(Dataset entries)

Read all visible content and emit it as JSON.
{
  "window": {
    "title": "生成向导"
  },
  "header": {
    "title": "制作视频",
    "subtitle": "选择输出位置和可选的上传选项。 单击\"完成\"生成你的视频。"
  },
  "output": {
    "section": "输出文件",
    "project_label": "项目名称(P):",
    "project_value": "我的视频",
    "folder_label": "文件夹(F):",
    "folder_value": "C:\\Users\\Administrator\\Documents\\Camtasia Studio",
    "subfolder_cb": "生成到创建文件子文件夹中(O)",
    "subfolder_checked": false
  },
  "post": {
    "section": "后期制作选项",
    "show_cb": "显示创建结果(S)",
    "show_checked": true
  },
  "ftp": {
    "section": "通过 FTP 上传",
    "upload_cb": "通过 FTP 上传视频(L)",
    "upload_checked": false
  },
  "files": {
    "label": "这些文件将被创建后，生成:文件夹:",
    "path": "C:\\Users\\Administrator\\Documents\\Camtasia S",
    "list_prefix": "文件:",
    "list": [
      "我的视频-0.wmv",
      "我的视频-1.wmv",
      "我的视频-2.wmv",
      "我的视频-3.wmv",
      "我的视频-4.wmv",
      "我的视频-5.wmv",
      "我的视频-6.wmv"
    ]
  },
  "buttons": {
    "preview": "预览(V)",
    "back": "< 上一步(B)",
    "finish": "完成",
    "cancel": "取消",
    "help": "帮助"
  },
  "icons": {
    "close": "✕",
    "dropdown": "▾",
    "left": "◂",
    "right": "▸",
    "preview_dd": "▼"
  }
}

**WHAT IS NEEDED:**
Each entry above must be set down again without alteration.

**OUTPUT BELOW:**
Read all visible content and emit it as JSON.
{
  "window": {
    "title": "生成向导"
  },
  "header": {
    "title": "制作视频",
    "subtitle": "选择输出位置和可选的上传选项。 单击\"完成\"生成你的视频。"
  },
  "output": {
    "section": "输出文件",
    "project_label": "项目名称(P):",
    "project_value": "我的视频",
    "folder_label": "文件夹(F):",
    "folder_value": "C:\\Users\\Administrator\\Documents\\Camtasia Studio",
    "subfolder_cb": "生成到创建文件子文件夹中(O)",
    "subfolder_checked": false
  },
  "post": {
    "section": "后期制作选项",
    "show_cb": "显示创建结果(S)",
    "show_checked": true
  },
  "ftp": {
    "section": "通过 FTP 上传",
    "upload_cb": "通过 FTP 上传视频(L)",
    "upload_checked": false
  },
  "files": {
    "label": "这些文件将被创建后，生成:文件夹:",
    "path": "C:\\Users\\Administrator\\Documents\\Camtasia S",
    "list_prefix": "文件:",
    "list": [
      "我的视频-0.wmv",
      "我的视频-1.wmv",
      "我的视频-2.wmv",
      "我的视频-3.wmv",
      "我的视频-4.wmv",
      "我的视频-5.wmv",
      "我的视频-6.wmv"
    ]
  },
  "buttons": {
    "preview": "预览(V)",
    "back": "< 上一步(B)",
    "finish": "完成",
    "cancel": "取消",
    "help": "帮助"
  },
  "icons": {
    "close": "✕",
    "dropdown": "▾",
    "left": "◂",
    "right": "▸",
    "preview_dd": "▼"
  }
}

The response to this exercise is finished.